Operation Rescue recently uncovered information about a California abortionist practicing at a Wichita abortion facility after allegedly being exposed to the coronavirus. Pro-life advocates believe the abortionist was not tested for the virus and could be spreading it to patients.

Another abortionist may be practicing at the Wichita facility without a license. “The abortionist on duty over the eventful weekend was believed to be a former Trust Women abortionist named Cheryl Chastine, who allowed her Kansas medical license to expire in 2016, after quitting her job in Wichita.  It has not been renewed. Chastine is also not listed on Trust Women’s current 24-hour consent form as required by law,” according to the pro-life organization.

In response to these concerns, the Sedgwick County Commissioners approved a recommendation last week urging Kelly and the Kansas Department of Health and Environment to include elective abortions in their restrictions on non-essential health care.

Writer C. Mitchell Shaw commented on the troubling situation:

Government is often mocked for its inefficiency, but in this case, the Kansas Supreme Court acted with extreme efficiency to trample the rights of church-goers.
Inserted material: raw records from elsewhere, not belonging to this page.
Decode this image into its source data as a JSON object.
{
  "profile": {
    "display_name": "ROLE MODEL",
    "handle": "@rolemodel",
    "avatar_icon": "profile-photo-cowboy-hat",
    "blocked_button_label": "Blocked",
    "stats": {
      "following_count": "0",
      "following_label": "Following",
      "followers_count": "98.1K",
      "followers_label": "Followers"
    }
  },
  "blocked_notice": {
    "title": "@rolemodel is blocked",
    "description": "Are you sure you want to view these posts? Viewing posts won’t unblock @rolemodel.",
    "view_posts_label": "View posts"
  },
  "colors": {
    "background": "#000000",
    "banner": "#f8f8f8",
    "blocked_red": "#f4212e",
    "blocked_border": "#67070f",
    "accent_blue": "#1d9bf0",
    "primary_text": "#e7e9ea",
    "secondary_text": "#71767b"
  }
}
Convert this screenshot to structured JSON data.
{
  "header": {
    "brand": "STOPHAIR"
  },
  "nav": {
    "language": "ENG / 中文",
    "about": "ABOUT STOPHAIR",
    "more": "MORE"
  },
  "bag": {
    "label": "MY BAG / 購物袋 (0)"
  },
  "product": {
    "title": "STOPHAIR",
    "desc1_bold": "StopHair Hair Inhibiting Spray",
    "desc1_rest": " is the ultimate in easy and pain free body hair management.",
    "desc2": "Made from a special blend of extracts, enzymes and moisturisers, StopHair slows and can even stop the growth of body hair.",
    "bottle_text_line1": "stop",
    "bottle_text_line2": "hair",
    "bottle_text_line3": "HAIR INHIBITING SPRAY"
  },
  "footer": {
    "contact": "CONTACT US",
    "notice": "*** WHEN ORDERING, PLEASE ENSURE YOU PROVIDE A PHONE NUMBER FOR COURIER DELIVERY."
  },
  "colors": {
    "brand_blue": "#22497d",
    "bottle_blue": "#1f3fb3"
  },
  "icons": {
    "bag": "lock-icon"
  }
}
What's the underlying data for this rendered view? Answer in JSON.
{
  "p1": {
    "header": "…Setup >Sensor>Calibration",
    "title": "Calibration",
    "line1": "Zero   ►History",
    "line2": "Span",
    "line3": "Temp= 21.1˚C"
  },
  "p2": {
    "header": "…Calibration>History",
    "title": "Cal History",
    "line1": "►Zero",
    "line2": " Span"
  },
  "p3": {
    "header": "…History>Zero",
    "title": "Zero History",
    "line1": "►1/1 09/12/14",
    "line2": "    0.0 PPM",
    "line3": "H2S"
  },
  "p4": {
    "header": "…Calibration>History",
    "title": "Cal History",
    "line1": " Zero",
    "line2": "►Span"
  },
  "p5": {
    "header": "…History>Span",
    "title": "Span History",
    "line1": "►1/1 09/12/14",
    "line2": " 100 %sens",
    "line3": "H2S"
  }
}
Perhaps the issue was never one of efficiency, but of priorities.

… A Kansan can visit a crowded abortion clinic and obtain an “elective surgery” to kill her unborn child without threat of arrest. But if a Kansan attends a religious service with even 11 people present and spread out widely across a building that seats hundreds, they all face arrest and prosecution.

That is the very definition of religious suppression by the state.

It also is a sign of politicians’ true priorities, ones that elevate certain human lives above others.